Coneflowers and Cultivated Cousins

Coneflowers (Echinacea purpura) are common in flowerbeds and public spaces in this region. People find that the perennial Echinacea grows well yearly, has few diseases or pests, and requires modest maintenance once established.  As the coneflower is native here, its appearance is authentic with other successfully growing plants on the Northern Plains.  Like other native … Continue reading

Garden Bloggers Bloom Day-June 15th

Welcome to Plant Exchange Blog on the Northern Plains (USDA zone 4b-5a). Summer temperatures are beginning to roll over the short spring. Peonies have been beautiful this year. This flower and a shrub of white peonies are still blooming. The flowers are as beautiful and short-lived on the plant and as cut arrangements.  There’s always … Continue reading

What You Looking At?

What someone sees, who likes plants, and what Ms. Wild Turkey sees likely differ. After spring rains, the yellow yarrow and purple catmint begin to bloom. The lime barberry shrub accents the yellow. Most of the trees and shrubs in this region now have leaves, except for the fenced Japanese maple, which is slow to … Continue reading

Planned, Wild, and Free

Many herbaceous and woody perennials are growing again. It’s a time to celebrate plants that have broken dormancy in the fall and winter drought conditions. Likely, we will find gaps in the flowerbeds, and local greenhouses have many options. Don Engebretson, design writer for the Northern Gardener magazine, is quoted in an article in the June issue … Continue reading

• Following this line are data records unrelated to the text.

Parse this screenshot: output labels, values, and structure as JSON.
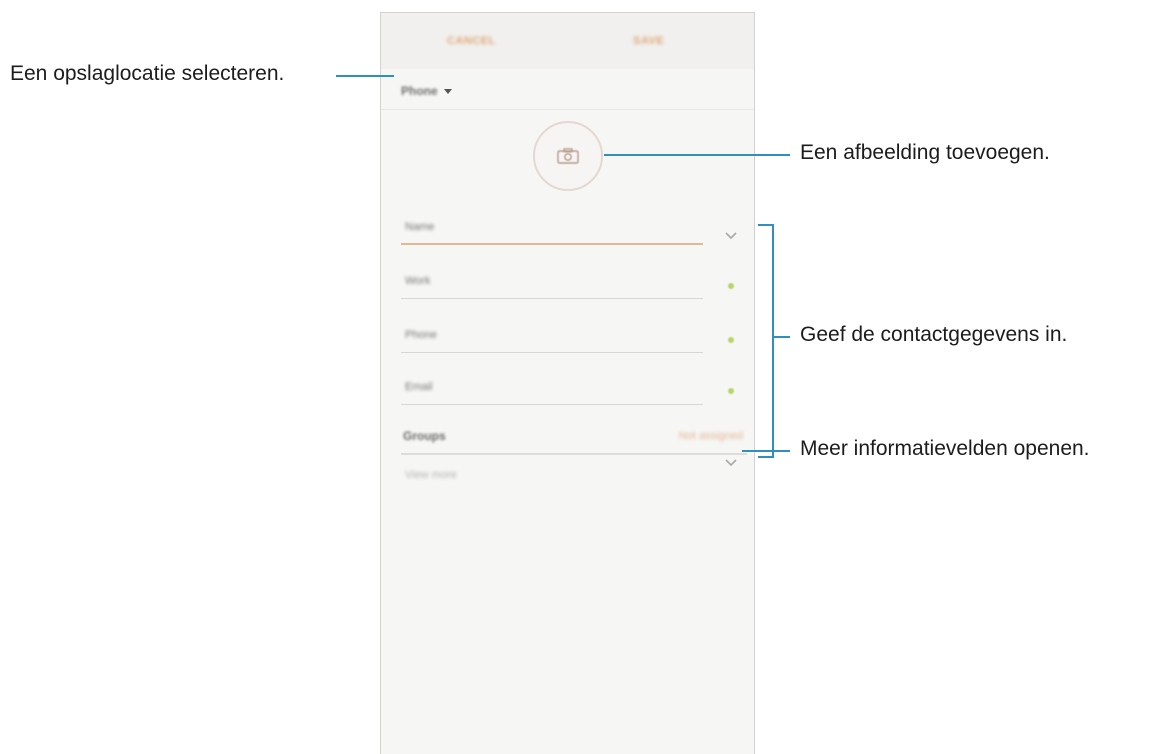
{
  "phone": {
    "cancel_label": "CANCEL",
    "save_label": "SAVE",
    "storage_location": "Phone",
    "fields": {
      "name_placeholder": "Name",
      "work_placeholder": "Work",
      "phone_placeholder": "Phone",
      "email_placeholder": "Email"
    },
    "groups_label": "Groups",
    "groups_value": "Not assigned",
    "view_more_label": "View more"
  },
  "callouts": {
    "storage": "Een opslaglocatie selecteren.",
    "image": "Een afbeelding toevoegen.",
    "contact_info": "Geef de contactgegevens in.",
    "more_fields": "Meer informatievelden openen."
  },
  "colors": {
    "accent": "#e0a87a",
    "leader_line": "#2f8fbf",
    "add_dot": "#b7d46b"
  }
}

Peonies’ “Repeated Refrains of Nature”

We’re watching our perennials begin to grow this slow-to-warm spring. Peonies (Hardiness Zone 3-8) are among the earliest herbaceous perennials to emerge from winter. We saw their red stems about the time daffodils bloomed.   Green leaves unfurl later as the warming sun shines several days in a row and rains fall. Finally, the plant … Continue reading

Plant Markers of Spring–May 15th

Lilacs have leafed out and are reaching full bloom as spring conditions improve, quite a remarkable plant sustainability trait. Lilacs line the Lewis & Clark Recreation Area along the Missouri River near home in a USDA 4-5a hardiness zone. Welcome to Plant Exchange Blog in South Dakota. Fall planted spring bulbs such as daffodils and … Continue reading

Black-eyed Susans and other Rudbeckias

Black-eyed Susans grow in lots of yards in this USDA zone 4-5a region. The perennial, full-sun, yellow flower mounds appear by summer and bloom into fall. Their bold color and easy maintenance make them attractive for borders.  Black-eyed Susans and other Rudbeckias are featured this week as attractive, hardy North American native plants with large … Continue reading